Stephen Hendry knocked in a phenomenal number of century breaks throughout the tournament and at times looked invincible.

The tournament was full of high quality matches played for the most part in tremendous spirit, what a credit to the game this championship was.

Ronnie O’Sullivan clearly needed to inject some needle into his semi-final encounter with Mr Hendry and so played a card reminiscent of a boxing contest by criticising his opponent prior to the start of the match. This breach of etiquette seemed to galvanise Stephen Hendry and in its way seemed to contribute to the downfall of the defending champion.
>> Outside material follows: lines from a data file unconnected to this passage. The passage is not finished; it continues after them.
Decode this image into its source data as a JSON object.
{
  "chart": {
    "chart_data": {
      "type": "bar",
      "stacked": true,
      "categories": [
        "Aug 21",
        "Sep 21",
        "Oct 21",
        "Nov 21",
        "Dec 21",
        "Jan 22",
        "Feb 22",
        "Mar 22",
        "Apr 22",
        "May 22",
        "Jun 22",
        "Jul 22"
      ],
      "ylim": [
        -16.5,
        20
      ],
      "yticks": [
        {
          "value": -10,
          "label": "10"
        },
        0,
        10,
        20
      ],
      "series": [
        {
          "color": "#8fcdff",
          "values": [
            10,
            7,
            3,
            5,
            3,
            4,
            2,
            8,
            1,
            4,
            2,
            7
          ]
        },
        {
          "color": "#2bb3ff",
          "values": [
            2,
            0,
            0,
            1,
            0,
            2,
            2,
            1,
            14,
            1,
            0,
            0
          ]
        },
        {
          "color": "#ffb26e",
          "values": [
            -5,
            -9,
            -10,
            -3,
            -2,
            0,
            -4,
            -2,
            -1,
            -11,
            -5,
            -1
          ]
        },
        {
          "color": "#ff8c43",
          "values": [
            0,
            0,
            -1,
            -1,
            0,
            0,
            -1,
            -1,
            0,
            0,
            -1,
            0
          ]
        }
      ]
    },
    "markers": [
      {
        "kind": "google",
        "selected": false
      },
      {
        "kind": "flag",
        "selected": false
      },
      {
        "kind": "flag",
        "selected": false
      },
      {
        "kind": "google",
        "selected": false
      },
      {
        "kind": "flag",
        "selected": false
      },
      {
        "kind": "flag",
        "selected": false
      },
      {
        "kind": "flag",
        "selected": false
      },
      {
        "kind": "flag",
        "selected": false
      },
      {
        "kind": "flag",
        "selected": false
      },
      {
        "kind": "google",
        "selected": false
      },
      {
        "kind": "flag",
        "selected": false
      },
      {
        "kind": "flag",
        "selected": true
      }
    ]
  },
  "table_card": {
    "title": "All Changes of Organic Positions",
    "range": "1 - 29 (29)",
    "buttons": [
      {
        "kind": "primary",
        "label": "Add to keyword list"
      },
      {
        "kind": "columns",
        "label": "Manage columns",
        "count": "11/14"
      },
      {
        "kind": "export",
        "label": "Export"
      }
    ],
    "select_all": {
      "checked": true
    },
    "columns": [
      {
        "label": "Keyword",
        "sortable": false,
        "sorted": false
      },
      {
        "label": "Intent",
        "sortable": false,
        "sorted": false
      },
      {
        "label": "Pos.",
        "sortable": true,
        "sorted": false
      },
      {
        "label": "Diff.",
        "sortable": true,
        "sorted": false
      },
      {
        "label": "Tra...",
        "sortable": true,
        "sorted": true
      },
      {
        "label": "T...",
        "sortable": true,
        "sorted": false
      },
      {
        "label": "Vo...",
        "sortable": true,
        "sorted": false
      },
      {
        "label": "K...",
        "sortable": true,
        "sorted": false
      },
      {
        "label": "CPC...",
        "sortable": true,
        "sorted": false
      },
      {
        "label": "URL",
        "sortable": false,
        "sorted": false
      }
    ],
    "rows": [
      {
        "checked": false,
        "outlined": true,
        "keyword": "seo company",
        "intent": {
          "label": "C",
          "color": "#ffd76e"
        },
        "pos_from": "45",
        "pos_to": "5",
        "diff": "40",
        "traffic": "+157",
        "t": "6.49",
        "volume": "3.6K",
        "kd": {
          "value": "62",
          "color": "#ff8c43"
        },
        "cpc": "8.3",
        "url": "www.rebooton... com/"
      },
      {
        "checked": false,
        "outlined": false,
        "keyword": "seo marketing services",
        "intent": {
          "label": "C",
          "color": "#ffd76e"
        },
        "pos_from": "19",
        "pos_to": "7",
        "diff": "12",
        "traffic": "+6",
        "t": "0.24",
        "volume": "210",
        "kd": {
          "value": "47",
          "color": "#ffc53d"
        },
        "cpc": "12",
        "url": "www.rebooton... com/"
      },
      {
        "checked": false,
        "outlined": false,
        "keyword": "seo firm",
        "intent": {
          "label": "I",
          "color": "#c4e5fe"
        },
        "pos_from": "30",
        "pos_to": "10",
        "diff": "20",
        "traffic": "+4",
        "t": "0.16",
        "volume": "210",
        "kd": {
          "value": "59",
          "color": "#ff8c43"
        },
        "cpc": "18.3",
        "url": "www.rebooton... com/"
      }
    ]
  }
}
Returning to the final, Peter Ebdon appeared to have lost his chance to win when he missed an ordinarily routine black ball with the scores on 17-16 to him, to be fair Stephen cleared the table and set up a deciding frame, sudden death situation. This was of course tailor made for the television audience, it couldn’t have worked out better if a Hollywood filmmaker had scripted it.

Inevitably the subject of Peter’s missed black bears closer investigation, how many of us have made a similar mistake at club level and continued to play badly, unable to shrug off the mistake we had recently made due to our belief that we had let the team and ourselves down. Imagine this magnified by the television cameras, the Crucible audience and the title and prize money that it caries. What a courageous thing to come out for the next and deciding frame and play to win as though nothing untoward had happened.
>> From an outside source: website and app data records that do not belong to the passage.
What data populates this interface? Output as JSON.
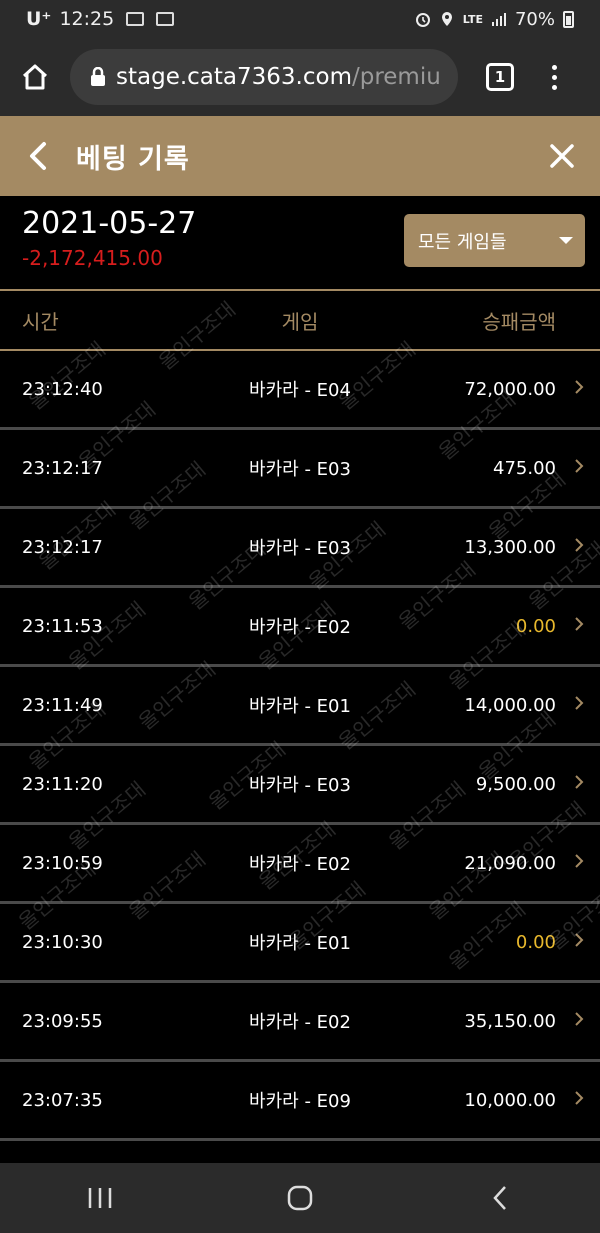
{
  "status": {
    "carrier": "U⁺",
    "time": "12:25",
    "network": "LTE",
    "battery": "70%"
  },
  "browser": {
    "url_host": "stage.cata7363.com",
    "url_path": "/premiu",
    "tab_count": "1"
  },
  "header": {
    "title": "베팅 기록"
  },
  "summary": {
    "date": "2021-05-27",
    "total": "-2,172,415.00",
    "filter_label": "모든 게임들"
  },
  "columns": {
    "time": "시간",
    "game": "게임",
    "amount": "승패금액"
  },
  "rows": [
    {
      "time": "23:12:40",
      "game": "바카라 - E04",
      "amount": "72,000.00"
    },
    {
      "time": "23:12:17",
      "game": "바카라 - E03",
      "amount": "475.00"
    },
    {
      "time": "23:12:17",
      "game": "바카라 - E03",
      "amount": "13,300.00"
    },
    {
      "time": "23:11:53",
      "game": "바카라 - E02",
      "amount": "0.00"
    },
    {
      "time": "23:11:49",
      "game": "바카라 - E01",
      "amount": "14,000.00"
    },
    {
      "time": "23:11:20",
      "game": "바카라 - E03",
      "amount": "9,500.00"
    },
    {
      "time": "23:10:59",
      "game": "바카라 - E02",
      "amount": "21,090.00"
    },
    {
      "time": "23:10:30",
      "game": "바카라 - E01",
      "amount": "0.00"
    },
    {
      "time": "23:09:55",
      "game": "바카라 - E02",
      "amount": "35,150.00"
    },
    {
      "time": "23:07:35",
      "game": "바카라 - E09",
      "amount": "10,000.00"
    }
  ],
  "watermark": "올인구조대",
  "colors": {
    "accent": "#a48a63",
    "negative": "#d71d1d",
    "zero": "#e8b82d"
  }
}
During the LG Cup, I wrote that I believed that Peter Ebdon had much to offer the snooker circuit and that his previous outbursts at critical points of matches were not meant as disrespectful to his opponents or indeed the game itself. Peter has, I feel demonstrated the utmost commitment to the game and his supporters by controlling himself under the greatest pressure that the game can produce. A Crucible final against the “best player ever to pick up a cue” as Dennis Taylor describes him, Peter has emerged as arguably the most committed player ever to pick up a cue.

Having said all this we must spare a thought for the runner up, Stephen Hendry, he also mounted a tremendous tilt at the trophy and came away, as far as he looks at it with nothing. I do not agree with his feelings in this matter, I hope that he made new fans and gained additional respect from all who watch and take part in snooker. To mount such a sustained challenge was nothing short of miraculous. Nine finals, it goes without saying is a record in itself, good luck to Stephen for the coming season and who knows his managers prediction, made in 1987 may yet come true that Stephen could go on to win ten Embassy World Championships with this level of dedication and ability.
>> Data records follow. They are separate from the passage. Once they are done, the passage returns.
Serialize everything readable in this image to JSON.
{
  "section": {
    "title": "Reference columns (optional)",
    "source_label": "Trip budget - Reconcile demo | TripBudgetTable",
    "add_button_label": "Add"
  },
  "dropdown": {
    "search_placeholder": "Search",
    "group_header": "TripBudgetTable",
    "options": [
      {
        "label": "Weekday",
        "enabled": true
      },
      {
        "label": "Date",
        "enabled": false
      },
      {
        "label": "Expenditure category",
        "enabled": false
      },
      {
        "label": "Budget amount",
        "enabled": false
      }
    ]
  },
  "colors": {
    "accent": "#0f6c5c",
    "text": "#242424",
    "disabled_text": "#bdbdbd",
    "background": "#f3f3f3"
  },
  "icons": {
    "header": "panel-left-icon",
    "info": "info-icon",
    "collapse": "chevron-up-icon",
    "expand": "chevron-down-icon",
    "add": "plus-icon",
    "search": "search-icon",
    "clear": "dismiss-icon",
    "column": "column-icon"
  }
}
When you look back over the past twenty years, the list of champion’s names is I think surprisingly short and exclusive.

Peter Ebdon, Ronnie O’Sullivan, Mark Williams, John Higgins, Ken Doherty, Stephen Hendry, John Parrott, Steve Davis, Joe Johnson, Dennis Taylor and Alex Higgins. Of these eleven men, not many have competed in more than two finals so Steve Davis and Stephen Hendry are still streets ahead. I look forward to the coming years, hoping to see either Ronnie O’Sullivan or John Higgins win another World Championship, they will no doubt have keen competition from the likes of Mathew Stevens and Stephen Lee. 

Comparisons have been made between this and the 1985 final between Davis and Taylor. Another final, and the circumstances around it bears looking at. In terms of character, the return and triumph in the final of John Parrott, a man whose first final was an emotionally draining drubbing by Steve Davis, he returned in 1991 to triumph over the man in form at the time Jimmy White. That showed real grit and character.

Finally, from an English fan’s point of view, it was nice that back to back English players have won the title, not since Steve Davis and Joe Johnson has this happened, maybe next year an overseas player will win again. To me this is long overdue but we will enjoy this success, while it lasts.

David Smith
Cues n Views